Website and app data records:
'''

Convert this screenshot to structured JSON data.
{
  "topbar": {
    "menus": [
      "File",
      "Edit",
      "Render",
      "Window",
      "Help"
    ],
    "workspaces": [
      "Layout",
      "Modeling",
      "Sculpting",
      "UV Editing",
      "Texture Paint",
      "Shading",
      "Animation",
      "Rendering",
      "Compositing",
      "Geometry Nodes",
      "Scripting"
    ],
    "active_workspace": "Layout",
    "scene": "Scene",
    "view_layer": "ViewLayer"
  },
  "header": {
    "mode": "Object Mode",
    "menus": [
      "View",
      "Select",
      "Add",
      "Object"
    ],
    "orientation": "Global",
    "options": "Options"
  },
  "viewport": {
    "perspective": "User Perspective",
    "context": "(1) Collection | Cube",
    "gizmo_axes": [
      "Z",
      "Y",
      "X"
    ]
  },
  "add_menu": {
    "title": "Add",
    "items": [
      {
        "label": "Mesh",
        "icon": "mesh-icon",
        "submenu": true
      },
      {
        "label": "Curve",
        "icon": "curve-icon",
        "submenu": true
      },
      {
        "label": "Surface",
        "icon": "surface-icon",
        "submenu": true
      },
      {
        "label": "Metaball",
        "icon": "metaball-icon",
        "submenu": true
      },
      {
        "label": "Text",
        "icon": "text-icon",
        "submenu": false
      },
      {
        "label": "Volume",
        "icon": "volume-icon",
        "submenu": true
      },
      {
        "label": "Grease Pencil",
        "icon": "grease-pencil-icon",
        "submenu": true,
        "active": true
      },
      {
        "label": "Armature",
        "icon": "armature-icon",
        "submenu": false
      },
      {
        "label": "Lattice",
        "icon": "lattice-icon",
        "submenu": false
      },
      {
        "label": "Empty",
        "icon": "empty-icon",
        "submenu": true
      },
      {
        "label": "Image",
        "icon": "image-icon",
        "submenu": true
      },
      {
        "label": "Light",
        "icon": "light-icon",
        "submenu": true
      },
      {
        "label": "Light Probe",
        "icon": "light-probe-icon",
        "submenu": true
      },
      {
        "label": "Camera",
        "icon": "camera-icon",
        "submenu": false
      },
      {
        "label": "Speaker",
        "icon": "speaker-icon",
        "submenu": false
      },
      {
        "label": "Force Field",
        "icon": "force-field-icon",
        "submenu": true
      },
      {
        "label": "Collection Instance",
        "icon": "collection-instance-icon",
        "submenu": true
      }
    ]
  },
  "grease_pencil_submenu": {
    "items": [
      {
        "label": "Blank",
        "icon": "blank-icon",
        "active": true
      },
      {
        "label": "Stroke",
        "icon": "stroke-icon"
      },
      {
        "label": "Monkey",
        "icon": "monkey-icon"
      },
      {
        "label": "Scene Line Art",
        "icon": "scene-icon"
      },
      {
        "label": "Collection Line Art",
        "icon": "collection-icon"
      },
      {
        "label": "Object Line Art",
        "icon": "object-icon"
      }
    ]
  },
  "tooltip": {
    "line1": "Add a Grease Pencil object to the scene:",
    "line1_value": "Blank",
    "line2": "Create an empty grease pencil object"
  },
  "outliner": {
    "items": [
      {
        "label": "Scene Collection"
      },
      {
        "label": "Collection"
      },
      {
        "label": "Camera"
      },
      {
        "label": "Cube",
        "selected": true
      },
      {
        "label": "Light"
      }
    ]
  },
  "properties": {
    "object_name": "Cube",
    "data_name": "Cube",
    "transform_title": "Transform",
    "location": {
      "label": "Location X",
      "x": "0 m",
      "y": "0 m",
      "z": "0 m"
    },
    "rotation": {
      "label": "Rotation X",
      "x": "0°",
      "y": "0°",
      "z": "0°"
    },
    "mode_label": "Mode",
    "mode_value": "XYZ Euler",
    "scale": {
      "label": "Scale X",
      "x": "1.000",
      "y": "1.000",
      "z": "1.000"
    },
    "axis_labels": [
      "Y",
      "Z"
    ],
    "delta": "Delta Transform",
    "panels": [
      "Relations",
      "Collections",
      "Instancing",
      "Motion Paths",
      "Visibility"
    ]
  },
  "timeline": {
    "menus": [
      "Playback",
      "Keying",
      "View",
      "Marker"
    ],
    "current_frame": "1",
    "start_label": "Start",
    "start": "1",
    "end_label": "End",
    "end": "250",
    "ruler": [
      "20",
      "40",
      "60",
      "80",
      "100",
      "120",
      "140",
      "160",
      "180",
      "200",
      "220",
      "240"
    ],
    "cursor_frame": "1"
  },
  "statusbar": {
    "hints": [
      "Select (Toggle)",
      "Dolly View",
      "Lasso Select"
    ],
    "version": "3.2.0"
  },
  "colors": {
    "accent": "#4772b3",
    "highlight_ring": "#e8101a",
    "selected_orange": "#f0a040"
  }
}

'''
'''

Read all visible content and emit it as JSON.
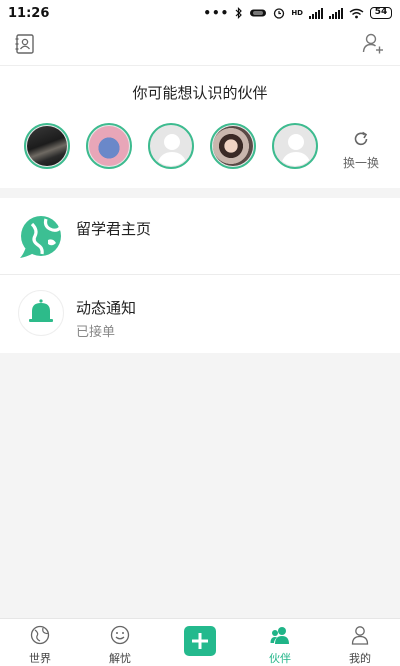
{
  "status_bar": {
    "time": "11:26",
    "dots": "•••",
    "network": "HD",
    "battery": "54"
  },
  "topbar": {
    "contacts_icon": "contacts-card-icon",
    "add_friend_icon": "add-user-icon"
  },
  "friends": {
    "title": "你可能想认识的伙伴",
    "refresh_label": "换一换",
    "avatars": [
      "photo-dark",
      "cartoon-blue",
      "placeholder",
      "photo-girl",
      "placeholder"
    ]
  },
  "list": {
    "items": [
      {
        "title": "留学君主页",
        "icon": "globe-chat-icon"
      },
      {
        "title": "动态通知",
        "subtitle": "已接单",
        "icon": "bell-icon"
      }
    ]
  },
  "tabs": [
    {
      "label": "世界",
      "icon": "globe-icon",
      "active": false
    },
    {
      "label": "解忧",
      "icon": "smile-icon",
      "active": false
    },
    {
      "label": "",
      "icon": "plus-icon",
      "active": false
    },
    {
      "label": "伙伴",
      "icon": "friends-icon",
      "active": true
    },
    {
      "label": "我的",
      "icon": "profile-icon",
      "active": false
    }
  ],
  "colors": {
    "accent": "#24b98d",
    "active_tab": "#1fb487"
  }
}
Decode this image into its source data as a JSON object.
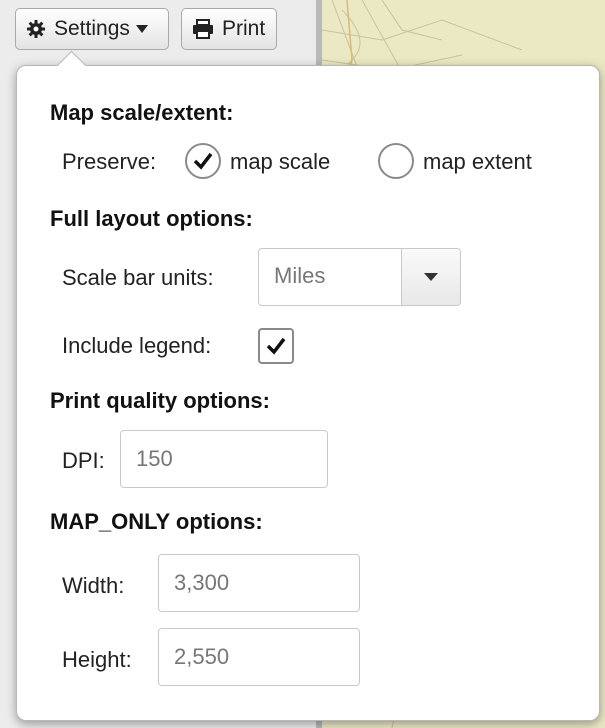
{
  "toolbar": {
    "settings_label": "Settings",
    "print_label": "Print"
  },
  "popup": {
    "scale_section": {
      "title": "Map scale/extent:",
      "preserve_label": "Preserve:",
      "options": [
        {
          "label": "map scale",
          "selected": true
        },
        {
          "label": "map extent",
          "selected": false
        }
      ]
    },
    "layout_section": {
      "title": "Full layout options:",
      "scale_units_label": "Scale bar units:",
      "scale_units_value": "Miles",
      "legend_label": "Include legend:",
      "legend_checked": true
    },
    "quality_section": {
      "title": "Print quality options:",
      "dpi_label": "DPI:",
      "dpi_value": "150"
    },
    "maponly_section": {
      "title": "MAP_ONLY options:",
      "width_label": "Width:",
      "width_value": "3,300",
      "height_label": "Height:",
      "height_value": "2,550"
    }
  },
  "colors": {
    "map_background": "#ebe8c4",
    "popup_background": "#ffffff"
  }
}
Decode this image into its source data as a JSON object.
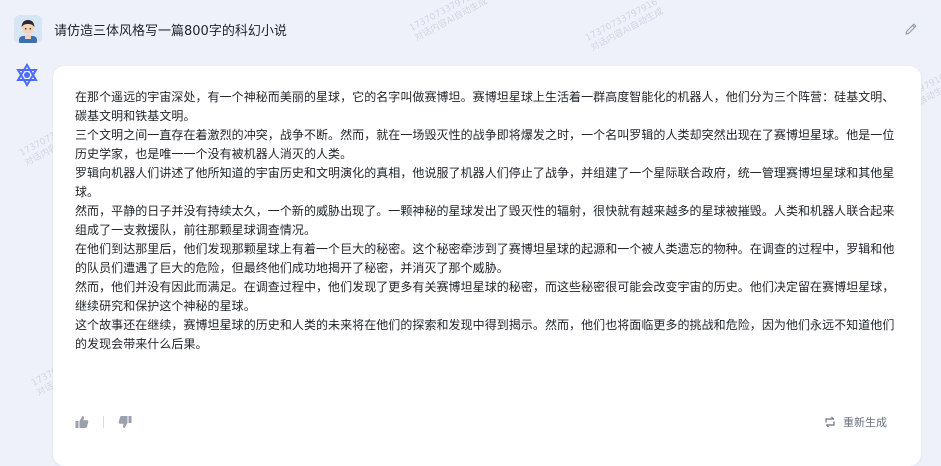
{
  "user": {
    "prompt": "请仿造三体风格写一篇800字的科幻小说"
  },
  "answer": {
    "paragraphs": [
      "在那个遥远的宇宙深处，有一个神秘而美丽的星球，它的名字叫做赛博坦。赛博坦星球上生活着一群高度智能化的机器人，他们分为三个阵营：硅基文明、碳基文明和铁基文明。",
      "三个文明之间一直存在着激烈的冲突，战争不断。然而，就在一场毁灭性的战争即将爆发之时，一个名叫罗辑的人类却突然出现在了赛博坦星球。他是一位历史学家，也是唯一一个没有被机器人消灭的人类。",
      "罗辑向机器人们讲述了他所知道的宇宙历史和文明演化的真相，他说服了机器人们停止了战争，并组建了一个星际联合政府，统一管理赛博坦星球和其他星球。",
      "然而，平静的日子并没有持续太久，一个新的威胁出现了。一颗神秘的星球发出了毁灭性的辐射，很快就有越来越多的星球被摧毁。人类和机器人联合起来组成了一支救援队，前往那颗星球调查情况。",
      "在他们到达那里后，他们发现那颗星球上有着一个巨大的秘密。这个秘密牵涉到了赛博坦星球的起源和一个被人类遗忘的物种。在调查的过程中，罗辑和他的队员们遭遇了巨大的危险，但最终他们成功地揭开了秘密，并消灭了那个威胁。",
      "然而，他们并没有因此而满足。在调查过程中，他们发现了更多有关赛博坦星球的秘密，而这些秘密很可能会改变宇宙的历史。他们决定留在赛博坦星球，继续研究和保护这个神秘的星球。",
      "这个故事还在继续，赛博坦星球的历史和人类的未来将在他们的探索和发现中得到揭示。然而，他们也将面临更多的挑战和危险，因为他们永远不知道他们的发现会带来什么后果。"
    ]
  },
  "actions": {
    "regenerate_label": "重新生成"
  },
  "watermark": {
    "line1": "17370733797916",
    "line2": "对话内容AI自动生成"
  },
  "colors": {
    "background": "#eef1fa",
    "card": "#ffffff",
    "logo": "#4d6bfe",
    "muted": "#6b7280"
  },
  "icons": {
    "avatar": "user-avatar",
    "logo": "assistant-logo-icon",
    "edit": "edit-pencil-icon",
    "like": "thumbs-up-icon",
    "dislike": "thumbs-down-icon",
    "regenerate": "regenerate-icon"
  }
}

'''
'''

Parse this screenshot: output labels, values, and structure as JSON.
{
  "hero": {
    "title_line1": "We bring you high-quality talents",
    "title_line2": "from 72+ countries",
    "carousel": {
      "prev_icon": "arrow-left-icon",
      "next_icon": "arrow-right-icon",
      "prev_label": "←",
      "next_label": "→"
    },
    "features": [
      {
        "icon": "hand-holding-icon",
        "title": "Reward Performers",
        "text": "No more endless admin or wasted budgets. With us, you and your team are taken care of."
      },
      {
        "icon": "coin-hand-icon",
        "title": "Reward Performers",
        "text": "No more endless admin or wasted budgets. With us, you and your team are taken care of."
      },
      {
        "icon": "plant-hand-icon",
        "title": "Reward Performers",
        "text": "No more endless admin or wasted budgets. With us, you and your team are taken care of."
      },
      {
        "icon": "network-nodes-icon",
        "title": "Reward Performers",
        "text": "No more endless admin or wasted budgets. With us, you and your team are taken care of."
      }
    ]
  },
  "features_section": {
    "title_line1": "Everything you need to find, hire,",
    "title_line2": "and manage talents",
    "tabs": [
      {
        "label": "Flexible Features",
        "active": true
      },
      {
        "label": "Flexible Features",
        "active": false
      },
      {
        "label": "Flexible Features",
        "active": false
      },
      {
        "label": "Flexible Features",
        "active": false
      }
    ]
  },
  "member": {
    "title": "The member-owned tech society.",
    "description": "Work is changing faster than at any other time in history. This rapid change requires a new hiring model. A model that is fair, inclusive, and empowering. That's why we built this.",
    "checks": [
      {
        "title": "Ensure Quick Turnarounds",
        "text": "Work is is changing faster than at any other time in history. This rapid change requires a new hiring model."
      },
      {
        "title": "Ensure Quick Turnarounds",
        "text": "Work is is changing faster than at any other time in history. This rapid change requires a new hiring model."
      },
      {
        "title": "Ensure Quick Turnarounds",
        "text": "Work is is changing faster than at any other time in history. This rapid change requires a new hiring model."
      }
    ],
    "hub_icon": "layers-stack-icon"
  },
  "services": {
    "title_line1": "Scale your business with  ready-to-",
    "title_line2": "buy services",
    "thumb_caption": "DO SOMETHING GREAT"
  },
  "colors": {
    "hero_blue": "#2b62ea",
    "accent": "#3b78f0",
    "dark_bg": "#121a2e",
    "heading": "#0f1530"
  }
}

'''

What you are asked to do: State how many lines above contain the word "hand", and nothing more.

Finished exercise: 3